Yet another suspected Ponzi scheme has surfaced in Montreal. Financial advisor Earl Jones has disappeared owing investors an estimated $50 million to $100 million. If this turns out to be a Ponzi scheme, then this money doesn’t actually exist because old investors get paid out of new investors’ capital.
Typically, Ponzi schemes are detected when the economy goes bad and many people need to draw on their savings. The demand for cash overwhelms the ability of the criminal running the Ponzi scheme to find new investors to supply the needed cash.
As more of these schemes are uncovered, the call for regulation gets louder. In some cases, opportunist organizations simply call for self-serving changes to laws. But, what rules would actually detect Ponzi schemes in their early stages?

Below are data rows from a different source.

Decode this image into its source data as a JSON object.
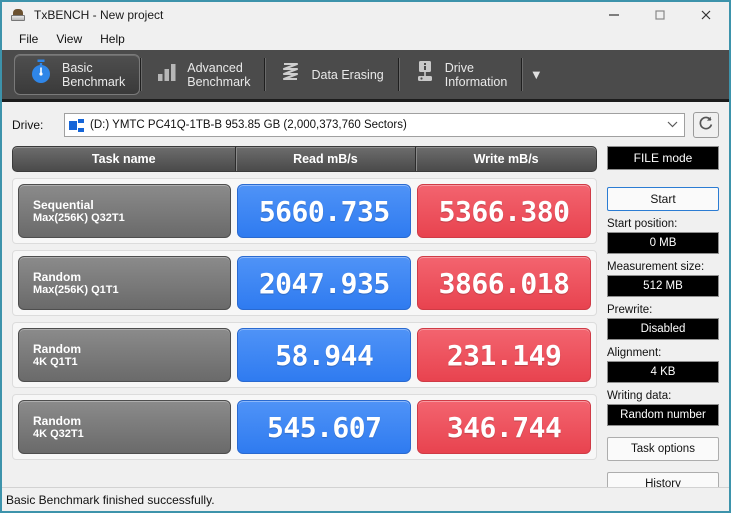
{
  "window": {
    "title": "TxBENCH - New project",
    "icon": "app-icon",
    "controls": {
      "minimize": "—",
      "maximize": "□",
      "close": "✕"
    }
  },
  "menubar": {
    "items": [
      {
        "label": "File"
      },
      {
        "label": "View"
      },
      {
        "label": "Help"
      }
    ]
  },
  "tabs": [
    {
      "label": "Basic\nBenchmark",
      "icon": "stopwatch-icon",
      "active": true
    },
    {
      "label": "Advanced\nBenchmark",
      "icon": "bar-chart-icon",
      "active": false
    },
    {
      "label": "Data Erasing",
      "icon": "shredder-icon",
      "active": false
    },
    {
      "label": "Drive\nInformation",
      "icon": "drive-info-icon",
      "active": false
    }
  ],
  "tab_overflow": {
    "icon": "chevron-down-icon",
    "label": "▼"
  },
  "drive": {
    "label": "Drive:",
    "selected": "(D:) YMTC PC41Q-1TB-B  953.85 GB (2,000,373,760 Sectors)",
    "dropdown_icon": "chevron-down-icon",
    "refresh_icon": "refresh-icon"
  },
  "table": {
    "headers": {
      "task": "Task name",
      "read": "Read mB/s",
      "write": "Write mB/s"
    },
    "rows": [
      {
        "name_line1": "Sequential",
        "name_line2": "Max(256K) Q32T1",
        "read": "5660.735",
        "write": "5366.380"
      },
      {
        "name_line1": "Random",
        "name_line2": "Max(256K) Q1T1",
        "read": "2047.935",
        "write": "3866.018"
      },
      {
        "name_line1": "Random",
        "name_line2": "4K Q1T1",
        "read": "58.944",
        "write": "231.149"
      },
      {
        "name_line1": "Random",
        "name_line2": "4K Q32T1",
        "read": "545.607",
        "write": "346.744"
      }
    ]
  },
  "sidebar": {
    "mode_button": "FILE mode",
    "start_button": "Start",
    "fields": [
      {
        "label": "Start position:",
        "value": "0 MB"
      },
      {
        "label": "Measurement size:",
        "value": "512 MB"
      },
      {
        "label": "Prewrite:",
        "value": "Disabled"
      },
      {
        "label": "Alignment:",
        "value": "4 KB"
      },
      {
        "label": "Writing data:",
        "value": "Random number"
      }
    ],
    "task_options_button": "Task options",
    "history_button": "History"
  },
  "statusbar": {
    "message": "Basic Benchmark finished successfully."
  },
  "colors": {
    "read_accent": "#3b82f6",
    "write_accent": "#ef4450",
    "window_border": "#3d93ab",
    "tabstrip_bg": "#4b4b4b",
    "panel_bg": "#f0f0f0"
  }
}
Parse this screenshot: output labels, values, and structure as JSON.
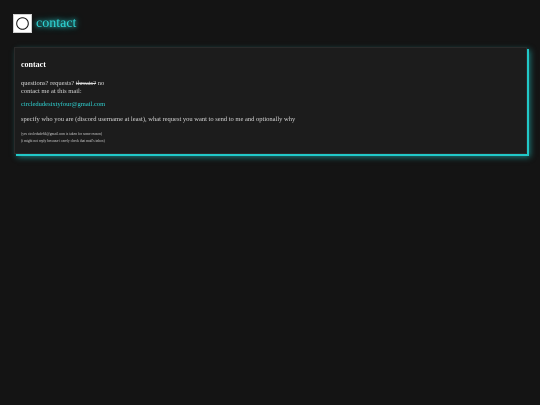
{
  "header": {
    "logo_icon": "circle-icon",
    "title": "contact"
  },
  "card": {
    "title": "contact",
    "intro": {
      "part1": "questions? requests? ",
      "struck": "threats?",
      "part2": " no",
      "line2": "contact me at this mail:"
    },
    "email": "circledudesixtyfour@gmail.com",
    "instructions": "specify who you are (discord username at least), what request you want to send to me and optionally why",
    "notes": [
      "(yes circledude64@gmail.com is taken for some reason)",
      "(i might not reply because i rarely check that mail's inbox)"
    ]
  },
  "colors": {
    "background": "#141414",
    "card": "#1c1c1c",
    "accent": "#2fd6d6"
  }
}
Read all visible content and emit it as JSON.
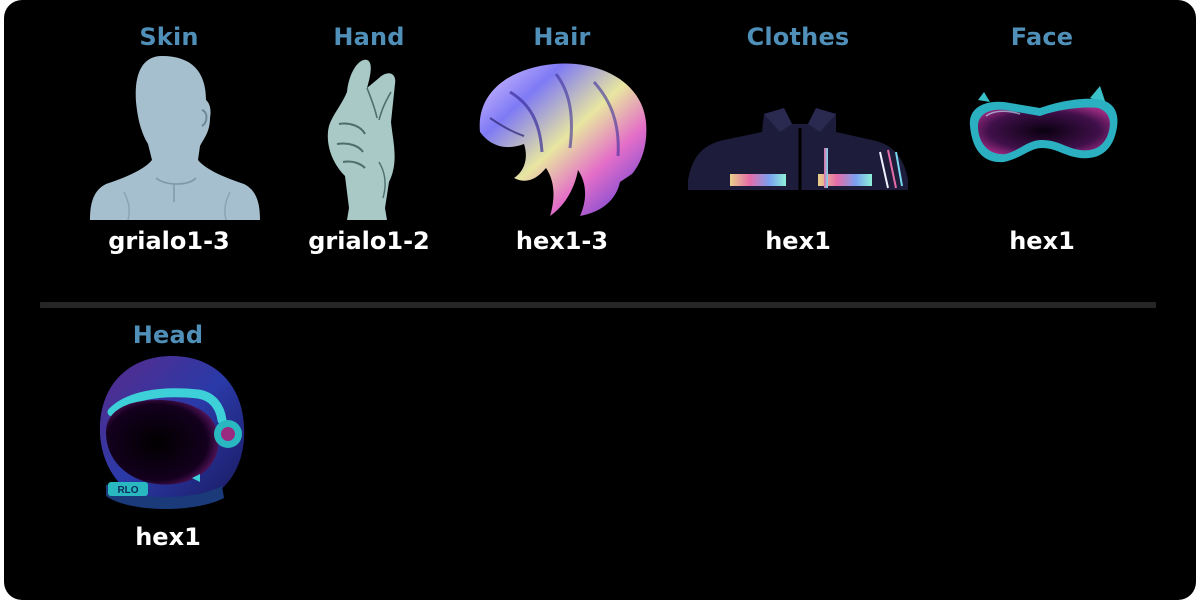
{
  "colors": {
    "background": "#000000",
    "category_label": "#4f8fb8",
    "value_label": "#ffffff",
    "divider": "#262626"
  },
  "traits": [
    {
      "category": "Skin",
      "value": "grialo1-3",
      "icon": "bust-silhouette-icon"
    },
    {
      "category": "Hand",
      "value": "grialo1-2",
      "icon": "pinch-hand-icon"
    },
    {
      "category": "Hair",
      "value": "hex1-3",
      "icon": "holographic-hair-icon"
    },
    {
      "category": "Clothes",
      "value": "hex1",
      "icon": "jacket-icon"
    },
    {
      "category": "Face",
      "value": "hex1",
      "icon": "cat-ear-goggles-icon"
    },
    {
      "category": "Head",
      "value": "hex1",
      "icon": "space-helmet-icon"
    }
  ]
}
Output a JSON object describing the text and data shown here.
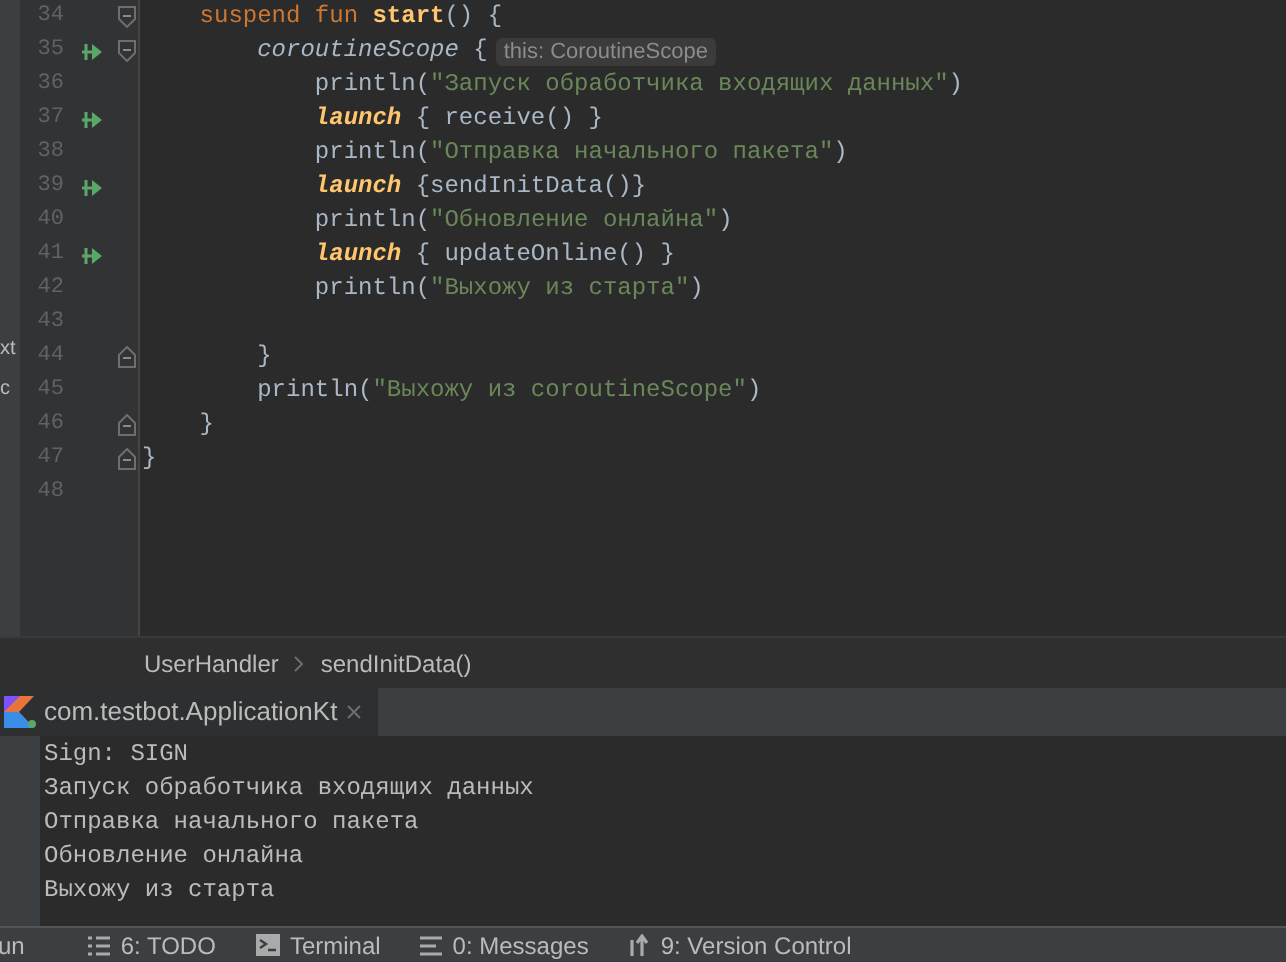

The key difference between legitimate financial firms and Ponzi schemes is that the legitimate firms actually control assets that match the total amount on statements sent out to investors. In Ponzi schemes, the pot of money invested is smaller than the total amount owed to investors.
The obvious fix is to require periodic auditing to ensure that enough investments exist to back up the amount owed to investors. Mandating audits would serve auditors nicely, but protection is needed from criminals who simply shop for auditors willing to take outsized fees to look the other way.
Perhaps a requirement for a different auditor every few years, or having an auditor assigned by some independent organization would help. The down side of all this is that it would likely drive up auditing costs for legitimate financial institutions.
There is room for creativity here to reliably detect cheaters, but keep costs reasonable for the honest majority.